Condo Fucks Fuckbook(Matador) Buy it from Insound
There you go, it’s official: sweary band names are cool. Hot on the heels of Fucked Up and Fuck Buttons - both of whom made No Ripcord’s Top 50 Albums of 2008 list - come Condo Fucks. But despite the name, they’re not Satanic grindcore merchants or day-glo nu-rave upstarts from Leeds, they are in fact the band we all know as Yo La Tengo.
Back in 1997, Yo La Tengo released I Can Hear the Heart Beating as One which inside, featured references to back catalogues of various fictional bands, supposedly on Matador. As well as G.I. Joe Extreme and The Shitheels, there was the Condo Fucks. They’ve invented a back story and given themselves new noms de plume: Georgia Condo, Kid Condo and James McNew. Oh, guys, stop it, our aching sides. Seriously, did these guys learn nothing from Garth Brooks? Yo La Tengo’s last album, I Am Not Afraid Of You And I Will Beat Your Ass, proved they were adept at myriad musical genres and they released a semi-covers album in 1990 entitled Fakebook, so why the need for the new identity?

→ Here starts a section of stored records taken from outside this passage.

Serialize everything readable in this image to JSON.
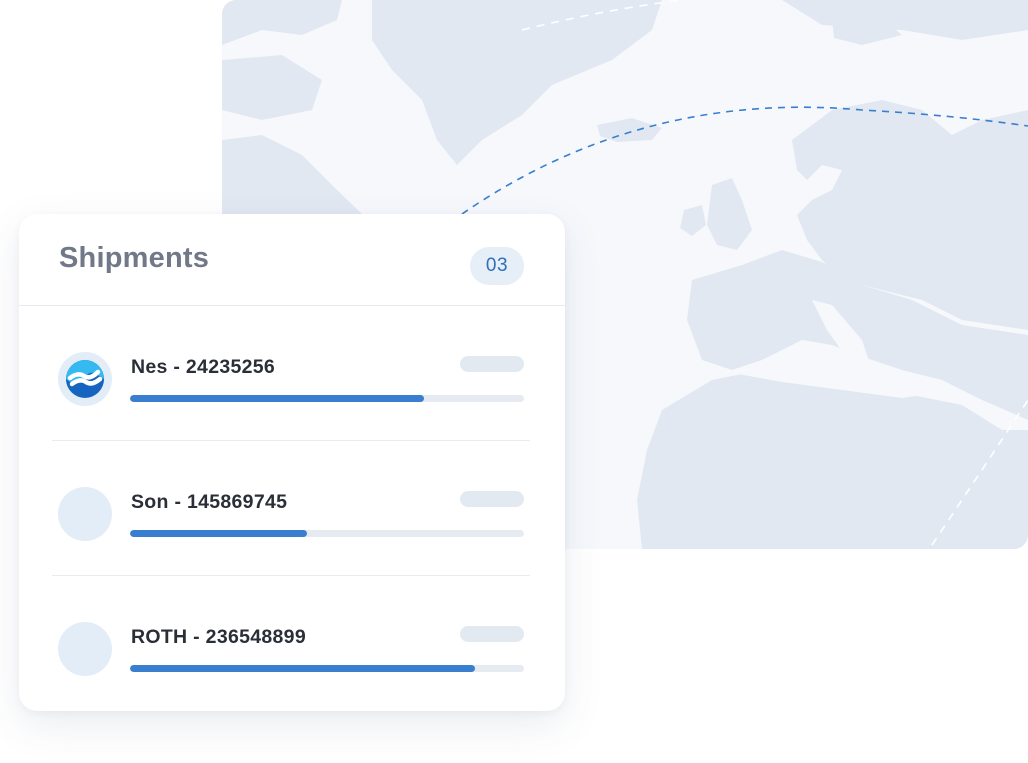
{
  "card": {
    "title": "Shipments",
    "count": "03"
  },
  "shipments": [
    {
      "label": "Nes - 24235256",
      "progress": 0.745,
      "logo": "nes-logo"
    },
    {
      "label": "Son - 145869745",
      "progress": 0.45,
      "logo": ""
    },
    {
      "label": "ROTH - 236548899",
      "progress": 0.875,
      "logo": ""
    }
  ],
  "colors": {
    "accent": "#3a7fcf",
    "map_land": "#e2e8f2",
    "map_background": "#f6f8fc",
    "route": "#3a7fcf"
  }
}
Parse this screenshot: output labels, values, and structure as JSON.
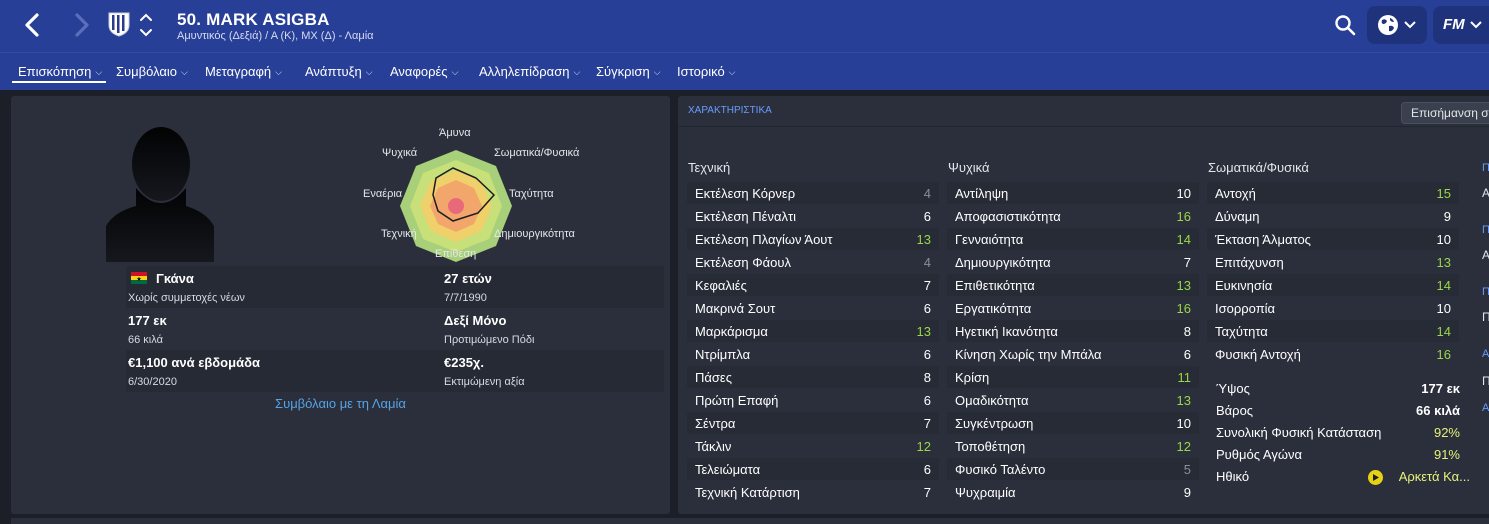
{
  "header": {
    "player_name": "50. MARK ASIGBA",
    "player_subtitle": "Αμυντικός (Δεξιά) / Α (Κ), ΜΧ (Δ) - Λαμία",
    "logo_text": "FM"
  },
  "tabs": [
    {
      "label": "Επισκόπηση"
    },
    {
      "label": "Συμβόλαιο"
    },
    {
      "label": "Μεταγραφή"
    },
    {
      "label": "Ανάπτυξη"
    },
    {
      "label": "Αναφορές"
    },
    {
      "label": "Αλληλεπίδραση"
    },
    {
      "label": "Σύγκριση"
    },
    {
      "label": "Ιστορικό"
    }
  ],
  "profile": {
    "nationality": "Γκάνα",
    "youth_caps": "Χωρίς συμμετοχές νέων",
    "height": "177 εκ",
    "weight": "66 κιλά",
    "wage": "€1,100 ανά εβδομάδα",
    "contract_end": "6/30/2020",
    "age": "27 ετών",
    "dob": "7/7/1990",
    "foot": "Δεξί Μόνο",
    "foot_label": "Προτιμώμενο Πόδι",
    "value": "€235χ.",
    "value_label": "Εκτιμώμενη αξία",
    "contract_link": "Συμβόλαιο με τη Λαμία"
  },
  "radar": {
    "labels": {
      "defending": "Άμυνα",
      "physical": "Σωματικά/Φυσικά",
      "speed": "Ταχύτητα",
      "creativity": "Δημιουργικότητα",
      "attacking": "Επίθεση",
      "technique": "Τεχνική",
      "aerial": "Εναέρια",
      "mental": "Ψυχικά"
    }
  },
  "attributes": {
    "title": "ΧΑΡΑΚΤΗΡΙΣΤΙΚΑ",
    "emphasis_button": "Επισήμανση σ",
    "technical_header": "Τεχνική",
    "mental_header": "Ψυχικά",
    "physical_header": "Σωματικά/Φυσικά",
    "technical": [
      {
        "name": "Εκτέλεση Κόρνερ",
        "value": "4"
      },
      {
        "name": "Εκτέλεση Πέναλτι",
        "value": "6"
      },
      {
        "name": "Εκτέλεση Πλαγίων Άουτ",
        "value": "13"
      },
      {
        "name": "Εκτέλεση Φάουλ",
        "value": "4"
      },
      {
        "name": "Κεφαλιές",
        "value": "7"
      },
      {
        "name": "Μακρινά Σουτ",
        "value": "6"
      },
      {
        "name": "Μαρκάρισμα",
        "value": "13"
      },
      {
        "name": "Ντρίμπλα",
        "value": "6"
      },
      {
        "name": "Πάσες",
        "value": "8"
      },
      {
        "name": "Πρώτη Επαφή",
        "value": "6"
      },
      {
        "name": "Σέντρα",
        "value": "7"
      },
      {
        "name": "Τάκλιν",
        "value": "12"
      },
      {
        "name": "Τελειώματα",
        "value": "6"
      },
      {
        "name": "Τεχνική Κατάρτιση",
        "value": "7"
      }
    ],
    "mental": [
      {
        "name": "Αντίληψη",
        "value": "10"
      },
      {
        "name": "Αποφασιστικότητα",
        "value": "16"
      },
      {
        "name": "Γενναιότητα",
        "value": "14"
      },
      {
        "name": "Δημιουργικότητα",
        "value": "7"
      },
      {
        "name": "Επιθετικότητα",
        "value": "13"
      },
      {
        "name": "Εργατικότητα",
        "value": "16"
      },
      {
        "name": "Ηγετική Ικανότητα",
        "value": "8"
      },
      {
        "name": "Κίνηση Χωρίς την Μπάλα",
        "value": "6"
      },
      {
        "name": "Κρίση",
        "value": "11"
      },
      {
        "name": "Ομαδικότητα",
        "value": "13"
      },
      {
        "name": "Συγκέντρωση",
        "value": "10"
      },
      {
        "name": "Τοποθέτηση",
        "value": "12"
      },
      {
        "name": "Φυσικό Ταλέντο",
        "value": "5"
      },
      {
        "name": "Ψυχραιμία",
        "value": "9"
      }
    ],
    "physical": [
      {
        "name": "Αντοχή",
        "value": "15"
      },
      {
        "name": "Δύναμη",
        "value": "9"
      },
      {
        "name": "Έκταση Άλματος",
        "value": "10"
      },
      {
        "name": "Επιτάχυνση",
        "value": "13"
      },
      {
        "name": "Ευκινησία",
        "value": "14"
      },
      {
        "name": "Ισορροπία",
        "value": "10"
      },
      {
        "name": "Ταχύτητα",
        "value": "14"
      },
      {
        "name": "Φυσική Αντοχή",
        "value": "16"
      }
    ],
    "extras": [
      {
        "name": "Ύψος",
        "value": "177 εκ"
      },
      {
        "name": "Βάρος",
        "value": "66 κιλά"
      },
      {
        "name": "Συνολική Φυσική Κατάσταση",
        "value": "92%"
      },
      {
        "name": "Ρυθμός Αγώνα",
        "value": "91%"
      },
      {
        "name": "Ηθικό",
        "value": "Αρκετά Κα..."
      }
    ],
    "side_letters": [
      "Π",
      "Α",
      "Π",
      "Α",
      "Π",
      "Π",
      "Α",
      "Π",
      "Α"
    ]
  },
  "colors": {
    "header_blue": "#283f97",
    "panel": "#2a2f3b",
    "good_value": "#9ad64a",
    "link": "#56a3e6",
    "morale": "#e6d213"
  }
}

Although it remains a fairly unimaginative stunt, the pseudonym makes more sense once you actually listen to the record. While Yo La Tengo are full of imagination and style, Condo Fucks are akin to a high school garage band. In fact, forget that, they’re the best high school garage band you’ve ever heard and one you’ll wish you were in. Fuckbook is the sound of a band with a quarter of a century’s experience really getting back to basics and rediscovering why they fell in love with music in the first place. There’s no studio polish and no second takes; everything is recorded as live (each track starts with a count in, just to reinforce that point) and the vocals sit so low in the mix, they’re all but indecipherable.
While as a general rule albums with little production where you can’t hear the words aren’t to be recommended, to hold that against Fuckbook would be kind of missing the point. Condo Fucks take their cue from the pantheon of garage punk greats, all the way from The Stooges and MC5 right up to The White Stripes and The Black Keys. However, the choice of songs (all the tracks are covers) is more indebted to classic pop of the 1960s, such as The Kinks and The Beach Boys.
Make no mistake, this is a rollercoaster thrill ride of an album, but the line between distortion and feedback heavy garage band and unlistenable wall of noise is a thin one, and one they very nearly cross on Accident. Happily, that’s the exception rather than the rule, and Condo Fucks rip through the rest of the set with the zip and vim of teenagers, adding a surf and bubblegum twist to each number as they go.
Opening track What’cha Gonna Do About It (originally by The Small Faces) races along on a buzzsaw riff reminiscent of The White Stripes’ Black Math. A cover of The Kinks’ This Is Where I Belong is so steeped in drone it’s practically no-wave and their version of The Beach Boys’ Shut Down (parts 1 and 2) is full of life and a treat for the ears. The real highlight, however, is Condo Fucks’ take on With A Girl Like You by The Troggs. Georgia Hubley (sorry, Georgia Condo) takes lead vocals and her restraint twinned with the ‘ba ba bahs’ of the backing vocals turns the song into an understated pop gem.
Not very subtly attempting to re-launch your band may be a fairly questionable idea but it’s all academic in the end; no matter what the name on the front is, there’s no doubt that this is a great album. It’s brave to attempt a whole album in a style you’re not known for so long into your career - it’s not something you can see U2 doing any time soon. Fuckbook is a fantastic, energy-fuelled riot of an album and - if you wish to view it as such - yet another brilliant addition to the embarrassment of riches that is the collected works of Yo La Tengo.